The Montessori Birthday Walk is more than just a birthday celebration, it’s a Celebration of Life, a lesson in science, astronomy, and grace, and a community building experience for the entire class.

The children enjoyed our first in-house field trip of the year on Wednesday. We were excited to welcome a Native American storyteller who entertained with her legendary tales, teaching life lessons. We have enjoyed learning about the continent of North America this month and hope that your child has shared information with you.

Looking forward to our bread making and Thanksgiving ceremony next week!

Nvwatohiyada (Cherokee word for peace),

Cindy & Sharlene


Mrs. Doyle’s Class: Classifying Animals

So far this year, we have learned that all things in the world are either living or non-living.  Then, we classified living things as animals or plants. Now we are ready to go one step further and begin our study of zoology.

The children learn that the study of animals is called zoology. All animals can be classified as vertebrates or invertebrates. Vertebrates have a backbone and invertebrates are animals that do not have a backbone. We help, the children understand this concept by having them run their fingers along their spines to feel their backbone.

The majority of animals that we think about, such as dogs, cats, birds, fish, alligators, and frogs are vertebrates. However, there are actually more invertebrates living on our planet. More than 90% of all animals are invertebrates. Vertebrates tend to be larger in size because their backbones allow them to have muscles and a strong body. Invertebrates tend to be small, as no backbone means they can’t support a large body.

Learning about vertebrates and invertebrates is an important lesson. With this knowledge, we are ready to begin classifying vertebrates into five different groups: mammals, amphibians, fish, birds and reptiles.

The children enjoyed our first in-house field trip of the year on Wednesday. We were excited to welcome a Native American storyteller who entertained with her legendary tales, teaching life lessons. We have enjoyed learning about the continent of North America this month and hope that your child has shared information with you.

We also welcome our new friend Blake and his family to our class!  The children have been so excited to have Blake and are really doing an amazing job of helping him learn the routines of our day.

Have a wonderful week!

Michelle & Jeannine


Mrs. Carroll’s Class: It’s Off To Work We Go

There exists in the small child an unconscious mental state which is of a creative nature. We have called it the “Absorbent Mind.” The tiny child’s absorbent mind finds all its nutriment in its surroundings…Especially at the beginning of life. We must, therefore, make the environment as interesting and attractive as we can. -Maria Montessori
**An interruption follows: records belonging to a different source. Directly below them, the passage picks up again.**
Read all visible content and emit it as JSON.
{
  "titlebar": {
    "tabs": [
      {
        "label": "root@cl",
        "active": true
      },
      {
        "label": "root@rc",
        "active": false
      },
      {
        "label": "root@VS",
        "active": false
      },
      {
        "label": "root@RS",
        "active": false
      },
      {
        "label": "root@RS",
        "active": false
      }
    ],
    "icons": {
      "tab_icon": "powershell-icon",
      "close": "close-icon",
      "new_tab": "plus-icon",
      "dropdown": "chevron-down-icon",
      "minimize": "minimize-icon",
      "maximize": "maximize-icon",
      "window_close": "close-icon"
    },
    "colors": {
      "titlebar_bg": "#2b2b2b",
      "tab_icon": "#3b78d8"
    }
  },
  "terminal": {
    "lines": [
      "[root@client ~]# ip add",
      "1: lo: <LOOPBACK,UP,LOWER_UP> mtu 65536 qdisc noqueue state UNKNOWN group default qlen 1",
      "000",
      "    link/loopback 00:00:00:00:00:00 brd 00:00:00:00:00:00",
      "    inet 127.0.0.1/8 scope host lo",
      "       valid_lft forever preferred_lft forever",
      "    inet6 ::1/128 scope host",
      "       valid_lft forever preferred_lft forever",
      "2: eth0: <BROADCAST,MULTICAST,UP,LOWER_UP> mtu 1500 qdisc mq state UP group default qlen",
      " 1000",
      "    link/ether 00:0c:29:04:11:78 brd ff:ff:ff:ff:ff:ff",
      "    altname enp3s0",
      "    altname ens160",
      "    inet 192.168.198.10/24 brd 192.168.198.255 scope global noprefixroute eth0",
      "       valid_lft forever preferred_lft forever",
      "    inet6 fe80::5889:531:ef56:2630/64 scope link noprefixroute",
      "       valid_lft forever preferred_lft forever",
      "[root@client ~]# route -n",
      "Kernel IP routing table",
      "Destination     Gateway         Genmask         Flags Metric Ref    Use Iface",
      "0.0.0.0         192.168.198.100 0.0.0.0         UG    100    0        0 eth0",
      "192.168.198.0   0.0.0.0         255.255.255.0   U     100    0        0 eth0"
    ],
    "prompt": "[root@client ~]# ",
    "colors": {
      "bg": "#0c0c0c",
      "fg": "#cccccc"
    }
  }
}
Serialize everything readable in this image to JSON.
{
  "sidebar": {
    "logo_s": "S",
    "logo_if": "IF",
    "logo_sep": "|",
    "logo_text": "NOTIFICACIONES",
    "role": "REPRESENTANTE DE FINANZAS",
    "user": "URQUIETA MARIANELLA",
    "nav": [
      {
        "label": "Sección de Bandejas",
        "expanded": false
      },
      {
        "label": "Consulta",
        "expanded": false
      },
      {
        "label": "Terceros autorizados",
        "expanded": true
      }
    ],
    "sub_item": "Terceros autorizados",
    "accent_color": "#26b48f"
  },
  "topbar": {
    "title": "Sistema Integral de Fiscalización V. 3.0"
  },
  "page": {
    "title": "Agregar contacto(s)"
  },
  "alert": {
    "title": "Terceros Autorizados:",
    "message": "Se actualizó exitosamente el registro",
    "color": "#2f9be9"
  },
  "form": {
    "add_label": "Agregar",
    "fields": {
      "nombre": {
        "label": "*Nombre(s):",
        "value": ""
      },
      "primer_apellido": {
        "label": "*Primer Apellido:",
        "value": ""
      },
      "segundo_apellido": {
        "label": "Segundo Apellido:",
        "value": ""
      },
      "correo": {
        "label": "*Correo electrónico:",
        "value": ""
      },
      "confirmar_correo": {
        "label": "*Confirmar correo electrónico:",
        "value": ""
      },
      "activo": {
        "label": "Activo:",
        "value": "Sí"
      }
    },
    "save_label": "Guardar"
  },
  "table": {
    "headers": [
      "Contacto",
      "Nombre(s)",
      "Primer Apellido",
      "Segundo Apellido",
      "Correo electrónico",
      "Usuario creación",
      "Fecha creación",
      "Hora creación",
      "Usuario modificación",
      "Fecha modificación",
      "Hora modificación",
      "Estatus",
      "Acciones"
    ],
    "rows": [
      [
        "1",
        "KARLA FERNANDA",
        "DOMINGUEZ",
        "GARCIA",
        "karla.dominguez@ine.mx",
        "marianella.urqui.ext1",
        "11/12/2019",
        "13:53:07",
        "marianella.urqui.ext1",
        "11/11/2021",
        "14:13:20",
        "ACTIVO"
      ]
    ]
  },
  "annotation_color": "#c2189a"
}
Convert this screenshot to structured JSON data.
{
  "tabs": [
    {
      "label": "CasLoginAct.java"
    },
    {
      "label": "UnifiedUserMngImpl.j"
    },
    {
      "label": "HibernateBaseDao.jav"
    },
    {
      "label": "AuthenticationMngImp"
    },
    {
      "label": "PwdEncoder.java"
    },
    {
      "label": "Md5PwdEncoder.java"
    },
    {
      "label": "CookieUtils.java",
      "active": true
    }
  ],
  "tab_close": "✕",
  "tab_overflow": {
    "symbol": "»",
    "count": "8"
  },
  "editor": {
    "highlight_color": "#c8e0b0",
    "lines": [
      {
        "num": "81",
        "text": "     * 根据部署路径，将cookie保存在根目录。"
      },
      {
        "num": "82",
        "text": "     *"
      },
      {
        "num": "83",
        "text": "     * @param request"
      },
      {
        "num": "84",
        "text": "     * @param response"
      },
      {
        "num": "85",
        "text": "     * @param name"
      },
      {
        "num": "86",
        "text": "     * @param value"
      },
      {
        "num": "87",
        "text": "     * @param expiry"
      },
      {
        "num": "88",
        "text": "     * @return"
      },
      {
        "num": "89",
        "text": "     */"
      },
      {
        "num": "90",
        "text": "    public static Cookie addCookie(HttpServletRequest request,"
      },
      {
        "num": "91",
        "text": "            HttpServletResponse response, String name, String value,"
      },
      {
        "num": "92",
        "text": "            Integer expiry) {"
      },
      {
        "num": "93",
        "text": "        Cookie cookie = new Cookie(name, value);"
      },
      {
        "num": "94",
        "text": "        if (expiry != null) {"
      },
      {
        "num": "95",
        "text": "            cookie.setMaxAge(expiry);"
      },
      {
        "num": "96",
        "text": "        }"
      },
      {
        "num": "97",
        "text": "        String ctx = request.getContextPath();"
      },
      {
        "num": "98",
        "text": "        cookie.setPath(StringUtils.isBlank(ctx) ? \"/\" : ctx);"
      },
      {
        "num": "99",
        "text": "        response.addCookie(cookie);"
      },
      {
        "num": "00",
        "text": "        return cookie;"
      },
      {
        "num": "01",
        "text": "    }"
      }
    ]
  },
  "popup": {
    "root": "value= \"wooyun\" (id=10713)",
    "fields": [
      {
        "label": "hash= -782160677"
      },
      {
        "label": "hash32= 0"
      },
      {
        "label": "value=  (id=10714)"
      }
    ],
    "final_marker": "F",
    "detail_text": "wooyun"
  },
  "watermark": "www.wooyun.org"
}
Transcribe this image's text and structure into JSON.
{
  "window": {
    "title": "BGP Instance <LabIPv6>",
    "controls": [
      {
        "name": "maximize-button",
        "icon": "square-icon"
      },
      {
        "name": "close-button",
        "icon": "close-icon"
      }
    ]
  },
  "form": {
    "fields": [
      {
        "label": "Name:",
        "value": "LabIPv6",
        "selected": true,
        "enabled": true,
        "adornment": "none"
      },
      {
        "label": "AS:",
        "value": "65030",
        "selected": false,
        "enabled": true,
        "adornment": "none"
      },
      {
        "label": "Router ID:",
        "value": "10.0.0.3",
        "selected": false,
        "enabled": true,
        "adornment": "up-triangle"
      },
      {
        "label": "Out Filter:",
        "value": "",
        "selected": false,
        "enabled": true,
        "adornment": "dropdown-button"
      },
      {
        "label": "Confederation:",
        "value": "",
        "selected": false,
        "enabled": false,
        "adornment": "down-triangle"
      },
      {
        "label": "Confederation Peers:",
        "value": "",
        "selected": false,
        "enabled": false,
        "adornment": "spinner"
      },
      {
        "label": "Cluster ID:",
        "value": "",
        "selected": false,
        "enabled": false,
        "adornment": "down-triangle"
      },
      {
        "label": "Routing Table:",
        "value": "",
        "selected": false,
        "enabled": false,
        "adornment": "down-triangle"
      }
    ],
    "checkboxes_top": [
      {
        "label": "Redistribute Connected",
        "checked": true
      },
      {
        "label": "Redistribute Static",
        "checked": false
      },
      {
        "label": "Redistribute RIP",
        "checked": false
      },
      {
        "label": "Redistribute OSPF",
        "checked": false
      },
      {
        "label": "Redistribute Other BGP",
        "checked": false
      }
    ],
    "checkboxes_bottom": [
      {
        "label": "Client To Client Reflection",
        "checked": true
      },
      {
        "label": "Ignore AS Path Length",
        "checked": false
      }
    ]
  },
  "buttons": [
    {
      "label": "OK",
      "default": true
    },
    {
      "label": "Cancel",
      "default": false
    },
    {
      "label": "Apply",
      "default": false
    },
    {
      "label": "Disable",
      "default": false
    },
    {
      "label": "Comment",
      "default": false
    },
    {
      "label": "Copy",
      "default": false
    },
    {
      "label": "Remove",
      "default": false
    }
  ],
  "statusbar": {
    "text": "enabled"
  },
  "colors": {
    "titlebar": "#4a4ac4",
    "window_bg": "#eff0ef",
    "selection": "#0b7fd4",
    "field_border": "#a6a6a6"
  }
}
Montessori Method is based on self-motivation to learn. Children are considered to be at work during the day, but they have fun doing it. They go beyond life skills, learning geometry, geography, phonics, and much more. Young children have the capacity to absorb, learn, and do so much. They just need a controlled, creative environment to allow them to pursue their interests.

Enjoy these images of your children at work!

Cindy & Sharlene


Mrs. Doyle’s Class: It’s Off To Work We Go!

There exists in the small child an unconscious mental state which is of a creative nature. We have called it the “Absorbent Mind.” The tiny child’s absorbent mind finds all its nutriment in its surroundings…Especially at the beginning of life. We must, therefore, make the environment as interesting and attractive as we can.  -Maria Montessori

The Montessori Method is based on self-motivation to learn. Children are considered to be at work during the day, but they have fun doing it. They go beyond life skills, learning geometry, geography, phonics, and much more. Young children have the capacity to absorb, learn, and do so much. They just need a controlled, creative environment to allow them to pursue their interests.

Enjoy these images of your children at work!

Michelle & Jeannine